For motorists, who thought the financial capital's "lifeline" railway that claims an average 10 lives a day is an unsafe bet, driving to work is suddenly a hazardous proposition too.
Linking Sion in central Mumbai to Thane on the fringes of the financial capital and beyond, the Eastern Express Highway is one of the several key roads widened and "improved" under the Mumbai Urban Infrastructure Project, by firms contracted by the Mumbai Metropolitan Region Development Authority (MMRDA). With the MMRDA having spent Rs 125 crore in 2007 on asphalting the Eastern Express Highway and tens of crores in 2008 as well, it's no surprise that the spate of accidents has led to the game of passing the buck.
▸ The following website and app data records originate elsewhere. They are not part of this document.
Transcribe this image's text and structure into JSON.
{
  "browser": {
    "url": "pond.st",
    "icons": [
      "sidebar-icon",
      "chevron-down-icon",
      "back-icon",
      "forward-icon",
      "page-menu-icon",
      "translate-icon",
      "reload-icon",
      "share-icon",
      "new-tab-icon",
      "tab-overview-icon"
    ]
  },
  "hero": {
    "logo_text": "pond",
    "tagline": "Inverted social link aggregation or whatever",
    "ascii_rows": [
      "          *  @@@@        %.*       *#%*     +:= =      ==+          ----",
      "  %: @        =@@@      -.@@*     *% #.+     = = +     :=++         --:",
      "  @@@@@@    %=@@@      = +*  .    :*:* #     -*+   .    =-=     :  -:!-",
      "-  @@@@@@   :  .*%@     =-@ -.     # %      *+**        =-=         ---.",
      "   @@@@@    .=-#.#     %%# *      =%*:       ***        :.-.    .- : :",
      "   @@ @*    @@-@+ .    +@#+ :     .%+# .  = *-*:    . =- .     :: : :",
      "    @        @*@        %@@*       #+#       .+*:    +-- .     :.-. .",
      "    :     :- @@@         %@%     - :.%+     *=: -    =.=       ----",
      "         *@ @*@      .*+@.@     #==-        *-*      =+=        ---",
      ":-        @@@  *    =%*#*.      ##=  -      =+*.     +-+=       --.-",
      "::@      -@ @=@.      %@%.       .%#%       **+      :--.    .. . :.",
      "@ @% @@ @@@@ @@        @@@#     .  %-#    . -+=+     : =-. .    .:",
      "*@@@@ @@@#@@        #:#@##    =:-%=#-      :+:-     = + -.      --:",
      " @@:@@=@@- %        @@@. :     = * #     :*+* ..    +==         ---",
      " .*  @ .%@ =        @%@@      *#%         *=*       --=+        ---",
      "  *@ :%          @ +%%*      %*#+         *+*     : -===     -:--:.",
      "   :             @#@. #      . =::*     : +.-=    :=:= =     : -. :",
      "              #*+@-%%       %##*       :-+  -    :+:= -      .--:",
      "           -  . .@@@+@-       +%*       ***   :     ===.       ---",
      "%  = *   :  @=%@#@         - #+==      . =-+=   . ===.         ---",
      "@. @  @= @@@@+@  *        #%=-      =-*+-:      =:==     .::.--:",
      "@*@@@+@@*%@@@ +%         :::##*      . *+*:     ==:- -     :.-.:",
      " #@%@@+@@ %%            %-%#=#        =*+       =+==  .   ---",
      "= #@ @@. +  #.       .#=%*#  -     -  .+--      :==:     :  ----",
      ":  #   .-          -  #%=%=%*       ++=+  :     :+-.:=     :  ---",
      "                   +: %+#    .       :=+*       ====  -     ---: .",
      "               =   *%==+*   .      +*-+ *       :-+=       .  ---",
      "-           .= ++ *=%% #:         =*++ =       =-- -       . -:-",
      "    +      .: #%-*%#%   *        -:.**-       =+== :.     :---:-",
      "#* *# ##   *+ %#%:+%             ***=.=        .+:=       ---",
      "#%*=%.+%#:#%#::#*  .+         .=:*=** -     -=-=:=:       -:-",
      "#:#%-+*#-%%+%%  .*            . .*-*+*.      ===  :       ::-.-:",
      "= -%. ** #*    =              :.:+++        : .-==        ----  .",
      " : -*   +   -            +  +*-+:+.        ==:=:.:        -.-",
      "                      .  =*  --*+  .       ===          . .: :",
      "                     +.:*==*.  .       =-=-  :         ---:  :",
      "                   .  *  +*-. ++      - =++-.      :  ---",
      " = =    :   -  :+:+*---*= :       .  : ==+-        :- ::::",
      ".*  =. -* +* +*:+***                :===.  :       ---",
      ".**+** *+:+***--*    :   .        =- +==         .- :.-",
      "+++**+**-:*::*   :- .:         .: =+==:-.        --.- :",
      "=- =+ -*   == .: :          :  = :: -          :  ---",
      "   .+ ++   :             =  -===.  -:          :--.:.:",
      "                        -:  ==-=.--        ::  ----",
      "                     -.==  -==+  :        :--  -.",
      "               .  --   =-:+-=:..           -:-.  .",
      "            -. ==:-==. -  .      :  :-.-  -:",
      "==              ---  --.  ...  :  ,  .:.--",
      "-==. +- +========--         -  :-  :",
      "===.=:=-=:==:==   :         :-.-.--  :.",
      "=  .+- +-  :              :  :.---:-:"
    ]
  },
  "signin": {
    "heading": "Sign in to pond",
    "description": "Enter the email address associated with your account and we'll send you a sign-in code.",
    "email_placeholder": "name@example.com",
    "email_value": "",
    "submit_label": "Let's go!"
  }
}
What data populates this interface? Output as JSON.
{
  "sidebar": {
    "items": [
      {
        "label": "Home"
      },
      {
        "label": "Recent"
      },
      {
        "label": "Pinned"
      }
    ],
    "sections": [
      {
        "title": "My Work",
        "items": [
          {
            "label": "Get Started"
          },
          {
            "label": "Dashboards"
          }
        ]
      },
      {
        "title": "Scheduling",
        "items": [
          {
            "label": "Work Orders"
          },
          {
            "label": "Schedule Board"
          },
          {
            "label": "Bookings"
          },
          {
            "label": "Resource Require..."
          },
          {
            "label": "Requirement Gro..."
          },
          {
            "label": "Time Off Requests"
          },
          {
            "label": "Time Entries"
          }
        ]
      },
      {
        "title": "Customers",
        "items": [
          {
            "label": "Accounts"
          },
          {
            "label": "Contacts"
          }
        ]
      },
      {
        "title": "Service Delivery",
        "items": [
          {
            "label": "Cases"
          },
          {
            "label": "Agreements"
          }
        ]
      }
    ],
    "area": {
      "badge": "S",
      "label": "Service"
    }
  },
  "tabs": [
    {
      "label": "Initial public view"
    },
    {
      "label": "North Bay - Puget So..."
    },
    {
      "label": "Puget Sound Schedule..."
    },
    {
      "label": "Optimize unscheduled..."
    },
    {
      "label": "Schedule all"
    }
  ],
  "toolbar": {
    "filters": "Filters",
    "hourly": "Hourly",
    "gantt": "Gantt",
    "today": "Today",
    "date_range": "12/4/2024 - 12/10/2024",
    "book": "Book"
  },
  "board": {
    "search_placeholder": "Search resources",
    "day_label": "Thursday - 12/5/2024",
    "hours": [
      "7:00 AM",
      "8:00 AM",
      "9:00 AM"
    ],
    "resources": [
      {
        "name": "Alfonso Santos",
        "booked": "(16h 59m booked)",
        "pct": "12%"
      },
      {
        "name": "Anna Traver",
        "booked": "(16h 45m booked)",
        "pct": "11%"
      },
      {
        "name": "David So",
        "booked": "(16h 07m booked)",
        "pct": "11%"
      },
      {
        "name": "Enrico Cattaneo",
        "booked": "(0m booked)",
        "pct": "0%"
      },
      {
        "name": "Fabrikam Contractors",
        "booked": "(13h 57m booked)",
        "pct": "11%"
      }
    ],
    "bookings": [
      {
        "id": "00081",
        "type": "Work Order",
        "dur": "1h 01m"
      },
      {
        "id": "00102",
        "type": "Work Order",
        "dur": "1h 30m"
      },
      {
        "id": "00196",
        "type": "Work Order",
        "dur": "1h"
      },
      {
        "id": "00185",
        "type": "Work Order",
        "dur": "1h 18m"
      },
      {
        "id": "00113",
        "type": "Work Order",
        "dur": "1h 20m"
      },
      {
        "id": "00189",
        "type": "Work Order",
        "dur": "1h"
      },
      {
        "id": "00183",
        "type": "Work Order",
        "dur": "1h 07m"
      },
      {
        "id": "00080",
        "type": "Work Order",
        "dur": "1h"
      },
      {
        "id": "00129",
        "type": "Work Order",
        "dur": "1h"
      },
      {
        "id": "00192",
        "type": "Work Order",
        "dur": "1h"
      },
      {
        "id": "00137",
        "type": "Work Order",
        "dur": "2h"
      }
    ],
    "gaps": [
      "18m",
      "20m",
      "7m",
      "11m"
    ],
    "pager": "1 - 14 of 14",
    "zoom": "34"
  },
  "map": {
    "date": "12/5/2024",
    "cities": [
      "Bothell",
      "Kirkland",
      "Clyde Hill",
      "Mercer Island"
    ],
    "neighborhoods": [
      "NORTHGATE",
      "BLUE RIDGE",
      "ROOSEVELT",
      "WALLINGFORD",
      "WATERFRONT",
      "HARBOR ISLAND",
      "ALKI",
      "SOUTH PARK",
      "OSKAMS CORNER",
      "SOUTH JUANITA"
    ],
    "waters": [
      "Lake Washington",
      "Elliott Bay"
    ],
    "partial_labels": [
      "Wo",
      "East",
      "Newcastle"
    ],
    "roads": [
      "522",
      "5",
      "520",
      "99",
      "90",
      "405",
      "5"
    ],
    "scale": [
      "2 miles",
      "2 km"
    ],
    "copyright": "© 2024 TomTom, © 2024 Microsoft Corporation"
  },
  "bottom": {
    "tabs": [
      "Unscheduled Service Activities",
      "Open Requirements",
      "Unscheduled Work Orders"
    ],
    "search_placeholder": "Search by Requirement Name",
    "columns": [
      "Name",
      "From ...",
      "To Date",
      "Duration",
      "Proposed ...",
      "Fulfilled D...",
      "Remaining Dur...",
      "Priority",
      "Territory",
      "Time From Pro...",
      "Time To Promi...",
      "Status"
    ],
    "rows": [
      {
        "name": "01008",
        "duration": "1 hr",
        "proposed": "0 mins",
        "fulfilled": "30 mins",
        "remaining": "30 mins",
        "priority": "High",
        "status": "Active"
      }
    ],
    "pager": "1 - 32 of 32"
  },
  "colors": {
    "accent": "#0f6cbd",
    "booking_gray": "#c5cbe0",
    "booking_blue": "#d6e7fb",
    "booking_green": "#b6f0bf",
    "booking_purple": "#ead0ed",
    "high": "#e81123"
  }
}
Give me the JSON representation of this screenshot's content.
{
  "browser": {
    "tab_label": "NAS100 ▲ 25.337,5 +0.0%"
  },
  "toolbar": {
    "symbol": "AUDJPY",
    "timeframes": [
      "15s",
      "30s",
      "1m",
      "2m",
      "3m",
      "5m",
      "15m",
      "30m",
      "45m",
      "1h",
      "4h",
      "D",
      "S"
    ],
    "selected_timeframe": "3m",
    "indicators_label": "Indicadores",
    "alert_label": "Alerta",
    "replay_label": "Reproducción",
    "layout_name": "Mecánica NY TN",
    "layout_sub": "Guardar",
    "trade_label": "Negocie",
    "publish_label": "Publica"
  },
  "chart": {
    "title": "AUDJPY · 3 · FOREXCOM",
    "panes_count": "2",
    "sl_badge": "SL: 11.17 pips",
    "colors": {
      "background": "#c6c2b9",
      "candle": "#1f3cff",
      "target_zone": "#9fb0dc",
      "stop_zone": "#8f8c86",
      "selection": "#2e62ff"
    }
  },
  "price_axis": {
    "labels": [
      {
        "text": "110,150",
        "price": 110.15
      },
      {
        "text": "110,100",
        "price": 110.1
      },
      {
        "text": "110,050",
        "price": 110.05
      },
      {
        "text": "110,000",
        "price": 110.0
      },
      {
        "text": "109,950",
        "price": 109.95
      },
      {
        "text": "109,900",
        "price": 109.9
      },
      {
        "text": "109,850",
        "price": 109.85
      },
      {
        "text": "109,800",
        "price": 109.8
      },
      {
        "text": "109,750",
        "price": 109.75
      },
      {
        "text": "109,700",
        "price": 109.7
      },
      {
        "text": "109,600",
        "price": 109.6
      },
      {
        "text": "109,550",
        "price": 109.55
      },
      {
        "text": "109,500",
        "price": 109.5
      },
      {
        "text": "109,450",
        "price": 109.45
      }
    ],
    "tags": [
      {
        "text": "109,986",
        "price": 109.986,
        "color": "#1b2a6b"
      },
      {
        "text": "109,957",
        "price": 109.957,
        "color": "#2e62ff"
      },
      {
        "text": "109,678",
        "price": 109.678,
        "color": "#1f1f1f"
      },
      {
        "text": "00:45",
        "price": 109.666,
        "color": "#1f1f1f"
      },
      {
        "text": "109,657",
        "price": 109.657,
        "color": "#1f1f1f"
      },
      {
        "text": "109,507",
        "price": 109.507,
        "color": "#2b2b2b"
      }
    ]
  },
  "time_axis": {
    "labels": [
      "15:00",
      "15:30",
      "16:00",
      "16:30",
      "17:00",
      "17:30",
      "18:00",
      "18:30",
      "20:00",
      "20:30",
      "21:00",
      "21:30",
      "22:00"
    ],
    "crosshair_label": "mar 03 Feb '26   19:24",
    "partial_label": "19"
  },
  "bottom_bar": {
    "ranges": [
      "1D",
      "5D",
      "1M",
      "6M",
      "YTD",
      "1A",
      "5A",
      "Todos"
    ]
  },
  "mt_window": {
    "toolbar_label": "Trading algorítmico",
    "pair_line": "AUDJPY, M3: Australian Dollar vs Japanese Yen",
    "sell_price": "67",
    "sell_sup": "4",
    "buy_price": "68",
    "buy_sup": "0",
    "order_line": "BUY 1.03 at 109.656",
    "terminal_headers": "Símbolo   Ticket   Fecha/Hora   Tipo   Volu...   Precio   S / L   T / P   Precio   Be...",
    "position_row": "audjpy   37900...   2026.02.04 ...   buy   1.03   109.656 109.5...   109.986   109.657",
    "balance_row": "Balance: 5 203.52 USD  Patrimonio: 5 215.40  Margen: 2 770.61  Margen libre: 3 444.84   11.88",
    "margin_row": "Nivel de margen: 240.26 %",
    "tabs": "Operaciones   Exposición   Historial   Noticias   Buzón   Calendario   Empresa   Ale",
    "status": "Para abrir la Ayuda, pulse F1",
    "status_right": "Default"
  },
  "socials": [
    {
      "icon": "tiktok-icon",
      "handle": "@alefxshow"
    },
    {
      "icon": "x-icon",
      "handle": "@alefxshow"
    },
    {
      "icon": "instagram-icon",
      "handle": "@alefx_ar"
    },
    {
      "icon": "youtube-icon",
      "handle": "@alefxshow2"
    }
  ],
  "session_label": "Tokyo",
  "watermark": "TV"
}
The traffic police blame the slippery surface, with several officers stating that the surface material — mastic asphalt, used to drain rainwater — is the culprit. "The condition of the highway is such that vehicles are prone to slipping when it rains. However, the MMRDA won't admit this, choosing to shift the blame on rash drivers," said a Traffic police officer.
According to Joint Commissioner of Police (Traffic) Sanjay Barve, lubrication liquid that drips from vehicles mixes with dust on the highway. "During monsoon, when the roads are wet, this lubricant mixes with water, leading to accidents resulting from vehicles slipping," he said, adding, "drivers should take care at such times".